> **Material for this exercise**:

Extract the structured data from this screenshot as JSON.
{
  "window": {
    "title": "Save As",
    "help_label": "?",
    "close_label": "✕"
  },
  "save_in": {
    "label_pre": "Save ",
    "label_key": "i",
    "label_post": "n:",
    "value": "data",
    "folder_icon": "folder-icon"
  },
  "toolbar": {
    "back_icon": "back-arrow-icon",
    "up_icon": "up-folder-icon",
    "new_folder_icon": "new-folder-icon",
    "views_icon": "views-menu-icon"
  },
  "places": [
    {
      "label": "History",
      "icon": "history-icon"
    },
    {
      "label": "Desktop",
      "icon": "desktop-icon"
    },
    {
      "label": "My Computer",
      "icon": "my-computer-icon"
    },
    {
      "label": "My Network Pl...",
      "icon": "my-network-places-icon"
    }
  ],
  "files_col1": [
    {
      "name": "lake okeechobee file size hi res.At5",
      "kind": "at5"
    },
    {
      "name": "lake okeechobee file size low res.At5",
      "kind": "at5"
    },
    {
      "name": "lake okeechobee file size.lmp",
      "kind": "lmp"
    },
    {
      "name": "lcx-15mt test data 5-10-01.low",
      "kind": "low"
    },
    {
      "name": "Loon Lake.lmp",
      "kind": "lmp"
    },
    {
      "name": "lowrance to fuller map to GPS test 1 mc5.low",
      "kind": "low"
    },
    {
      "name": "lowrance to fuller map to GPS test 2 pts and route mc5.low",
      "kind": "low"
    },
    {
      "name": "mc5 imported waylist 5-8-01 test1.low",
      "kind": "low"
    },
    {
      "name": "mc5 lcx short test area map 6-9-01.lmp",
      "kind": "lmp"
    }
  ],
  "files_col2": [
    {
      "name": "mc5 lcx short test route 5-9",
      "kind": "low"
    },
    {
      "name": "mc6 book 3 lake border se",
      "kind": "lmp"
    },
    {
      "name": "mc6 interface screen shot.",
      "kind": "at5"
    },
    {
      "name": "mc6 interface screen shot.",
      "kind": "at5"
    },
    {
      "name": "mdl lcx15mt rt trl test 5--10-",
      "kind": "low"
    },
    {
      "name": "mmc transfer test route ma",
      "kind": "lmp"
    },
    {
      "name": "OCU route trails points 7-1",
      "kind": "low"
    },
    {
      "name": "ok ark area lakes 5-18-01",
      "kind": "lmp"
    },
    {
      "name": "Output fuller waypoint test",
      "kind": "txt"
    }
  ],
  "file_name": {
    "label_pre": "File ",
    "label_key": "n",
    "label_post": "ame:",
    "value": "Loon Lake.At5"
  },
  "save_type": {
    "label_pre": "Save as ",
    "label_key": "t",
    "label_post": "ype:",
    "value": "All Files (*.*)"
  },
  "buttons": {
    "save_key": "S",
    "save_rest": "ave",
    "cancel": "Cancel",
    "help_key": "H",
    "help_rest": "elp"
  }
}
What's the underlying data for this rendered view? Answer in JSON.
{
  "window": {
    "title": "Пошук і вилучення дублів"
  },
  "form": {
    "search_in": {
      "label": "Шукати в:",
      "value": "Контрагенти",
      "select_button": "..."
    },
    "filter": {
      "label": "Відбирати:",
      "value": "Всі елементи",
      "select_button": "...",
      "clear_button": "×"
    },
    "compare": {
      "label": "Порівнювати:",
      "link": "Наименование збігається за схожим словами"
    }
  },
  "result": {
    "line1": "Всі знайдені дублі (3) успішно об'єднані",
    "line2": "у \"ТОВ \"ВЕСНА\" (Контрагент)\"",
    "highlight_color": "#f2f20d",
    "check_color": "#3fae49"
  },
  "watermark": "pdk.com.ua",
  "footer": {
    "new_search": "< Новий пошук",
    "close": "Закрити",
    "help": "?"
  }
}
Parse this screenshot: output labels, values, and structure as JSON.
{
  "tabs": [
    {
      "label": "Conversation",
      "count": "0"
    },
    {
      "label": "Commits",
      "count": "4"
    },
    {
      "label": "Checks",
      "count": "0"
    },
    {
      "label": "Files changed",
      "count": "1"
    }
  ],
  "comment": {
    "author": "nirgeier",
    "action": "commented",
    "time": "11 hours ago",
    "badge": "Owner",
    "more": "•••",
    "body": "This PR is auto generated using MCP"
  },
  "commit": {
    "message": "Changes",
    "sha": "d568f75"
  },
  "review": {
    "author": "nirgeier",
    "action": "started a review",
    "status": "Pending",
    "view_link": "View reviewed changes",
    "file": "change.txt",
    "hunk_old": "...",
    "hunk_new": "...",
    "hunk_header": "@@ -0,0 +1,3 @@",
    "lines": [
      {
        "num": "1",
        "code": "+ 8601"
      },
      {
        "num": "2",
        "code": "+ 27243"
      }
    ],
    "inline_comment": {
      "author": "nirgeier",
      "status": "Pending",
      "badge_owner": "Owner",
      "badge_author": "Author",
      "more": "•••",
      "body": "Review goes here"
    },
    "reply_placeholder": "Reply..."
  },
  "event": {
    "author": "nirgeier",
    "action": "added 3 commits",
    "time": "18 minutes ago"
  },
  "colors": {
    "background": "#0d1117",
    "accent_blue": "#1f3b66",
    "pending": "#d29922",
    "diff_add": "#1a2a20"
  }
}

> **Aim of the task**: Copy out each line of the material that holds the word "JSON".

> **Reply to the task**:
Extract the structured data from this screenshot as JSON.
What's the underlying data for this rendered view? Answer in JSON.
Parse this screenshot: output labels, values, and structure as JSON.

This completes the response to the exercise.